▶
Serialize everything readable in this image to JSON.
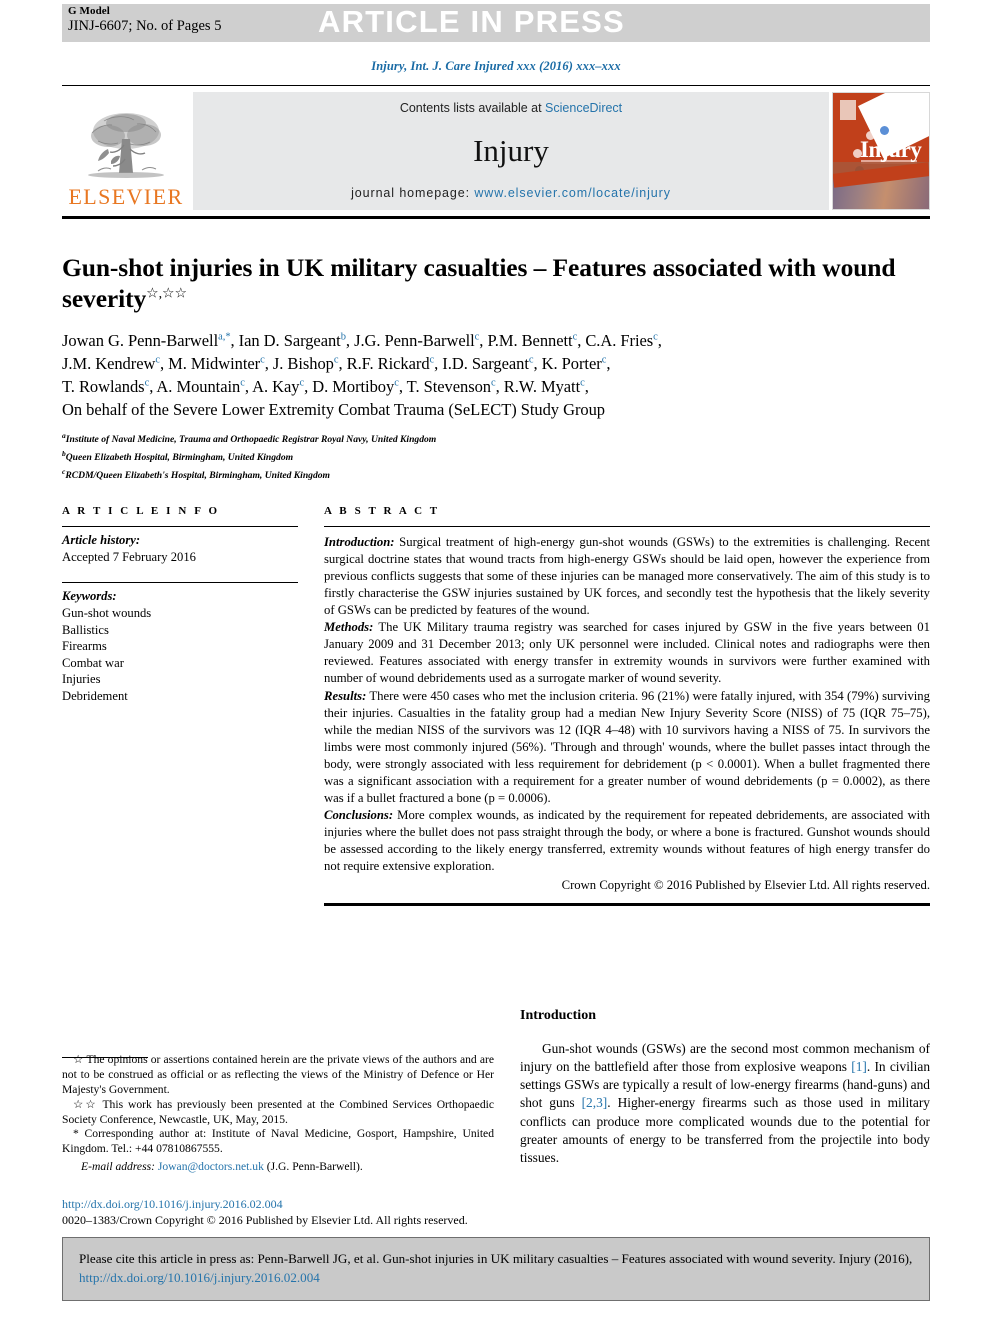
{
  "banner": {
    "g_model_label": "G Model",
    "manuscript_id": "JINJ-6607; No. of Pages 5",
    "article_in_press": "ARTICLE IN PRESS"
  },
  "journal_line": "Injury, Int. J. Care Injured xxx (2016) xxx–xxx",
  "masthead": {
    "publisher_word": "ELSEVIER",
    "contents_prefix": "Contents lists available at ",
    "contents_link": "ScienceDirect",
    "journal_title": "Injury",
    "homepage_prefix": "journal homepage: ",
    "homepage_url": "www.elsevier.com/locate/injury",
    "cover_title": "Injury"
  },
  "article": {
    "title": "Gun-shot injuries in UK military casualties – Features associated with wound severity",
    "title_footnote_marks": "☆,☆☆",
    "authors_lines": [
      "Jowan G. Penn-Barwell^a,*, Ian D. Sargeant^b, J.G. Penn-Barwell^c, P.M. Bennett^c, C.A. Fries^c,",
      "J.M. Kendrew^c, M. Midwinter^c, J. Bishop^c, R.F. Rickard^c, I.D. Sargeant^c, K. Porter^c,",
      "T. Rowlands^c, A. Mountain^c, A. Kay^c, D. Mortiboy^c, T. Stevenson^c, R.W. Myatt^c,",
      "On behalf of the Severe Lower Extremity Combat Trauma (SeLECT) Study Group"
    ],
    "affiliations": [
      {
        "mark": "a",
        "text": "Institute of Naval Medicine, Trauma and Orthopaedic Registrar Royal Navy, United Kingdom"
      },
      {
        "mark": "b",
        "text": "Queen Elizabeth Hospital, Birmingham, United Kingdom"
      },
      {
        "mark": "c",
        "text": "RCDM/Queen Elizabeth's Hospital, Birmingham, United Kingdom"
      }
    ]
  },
  "article_info": {
    "heading": "A R T I C L E  I N F O",
    "history_label": "Article history:",
    "history_value": "Accepted 7 February 2016",
    "keywords_label": "Keywords:",
    "keywords": [
      "Gun-shot wounds",
      "Ballistics",
      "Firearms",
      "Combat war",
      "Injuries",
      "Debridement"
    ]
  },
  "abstract": {
    "heading": "A B S T R A C T",
    "sections": [
      {
        "label": "Introduction:",
        "text": " Surgical treatment of high-energy gun-shot wounds (GSWs) to the extremities is challenging. Recent surgical doctrine states that wound tracts from high-energy GSWs should be laid open, however the experience from previous conflicts suggests that some of these injuries can be managed more conservatively. The aim of this study is to firstly characterise the GSW injuries sustained by UK forces, and secondly test the hypothesis that the likely severity of GSWs can be predicted by features of the wound."
      },
      {
        "label": "Methods:",
        "text": " The UK Military trauma registry was searched for cases injured by GSW in the five years between 01 January 2009 and 31 December 2013; only UK personnel were included. Clinical notes and radiographs were then reviewed. Features associated with energy transfer in extremity wounds in survivors were further examined with number of wound debridements used as a surrogate marker of wound severity."
      },
      {
        "label": "Results:",
        "text": " There were 450 cases who met the inclusion criteria. 96 (21%) were fatally injured, with 354 (79%) surviving their injuries. Casualties in the fatality group had a median New Injury Severity Score (NISS) of 75 (IQR 75–75), while the median NISS of the survivors was 12 (IQR 4–48) with 10 survivors having a NISS of 75. In survivors the limbs were most commonly injured (56%). 'Through and through' wounds, where the bullet passes intact through the body, were strongly associated with less requirement for debridement (p < 0.0001). When a bullet fragmented there was a significant association with a requirement for a greater number of wound debridements (p = 0.0002), as there was if a bullet fractured a bone (p = 0.0006)."
      },
      {
        "label": "Conclusions:",
        "text": " More complex wounds, as indicated by the requirement for repeated debridements, are associated with injuries where the bullet does not pass straight through the body, or where a bone is fractured. Gunshot wounds should be assessed according to the likely energy transferred, extremity wounds without features of high energy transfer do not require extensive exploration."
      }
    ],
    "copyright": "Crown Copyright © 2016 Published by Elsevier Ltd. All rights reserved."
  },
  "footnotes": [
    "☆ The opinions or assertions contained herein are the private views of the authors and are not to be construed as official or as reflecting the views of the Ministry of Defence or Her Majesty's Government.",
    "☆☆ This work has previously been presented at the Combined Services Orthopaedic Society Conference, Newcastle, UK, May, 2015.",
    "* Corresponding author at: Institute of Naval Medicine, Gosport, Hampshire, United Kingdom. Tel.: +44 07810867555."
  ],
  "email": {
    "label": "E-mail address:",
    "address": "Jowan@doctors.net.uk",
    "attribution": "(J.G. Penn-Barwell)."
  },
  "doi_block": {
    "doi_url": "http://dx.doi.org/10.1016/j.injury.2016.02.004",
    "issn_line": "0020–1383/Crown Copyright © 2016 Published by Elsevier Ltd. All rights reserved."
  },
  "introduction": {
    "heading": "Introduction",
    "paragraph_parts": [
      "Gun-shot wounds (GSWs) are the second most common mechanism of injury on the battlefield after those from explosive weapons ",
      "[1]",
      ". In civilian settings GSWs are typically a result of low-energy firearms (hand-guns) and shot guns ",
      "[2,3]",
      ". Higher-energy firearms such as those used in military conflicts can produce more complicated wounds due to the potential for greater amounts of energy to be transferred from the projectile into body tissues."
    ]
  },
  "cite_footer": {
    "text": "Please cite this article in press as: Penn-Barwell JG, et al. Gun-shot injuries in UK military casualties – Features associated with wound severity. Injury (2016), ",
    "doi": "http://dx.doi.org/10.1016/j.injury.2016.02.004"
  }
}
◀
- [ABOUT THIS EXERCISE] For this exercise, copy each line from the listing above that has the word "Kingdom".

- [RESULT OF THIS TASK]
        "text": "Institute of Naval Medicine, Trauma and Orthopaedic Registrar Royal Navy, United Kingdom"
        "text": "Queen Elizabeth Hospital, Birmingham, United Kingdom"
        "text": "RCDM/Queen Elizabeth's Hospital, Birmingham, United Kingdom"
    "* Corresponding author at: Institute of Naval Medicine, Gosport, Hampshire, United Kingdom. Tel.: +44 07810867555."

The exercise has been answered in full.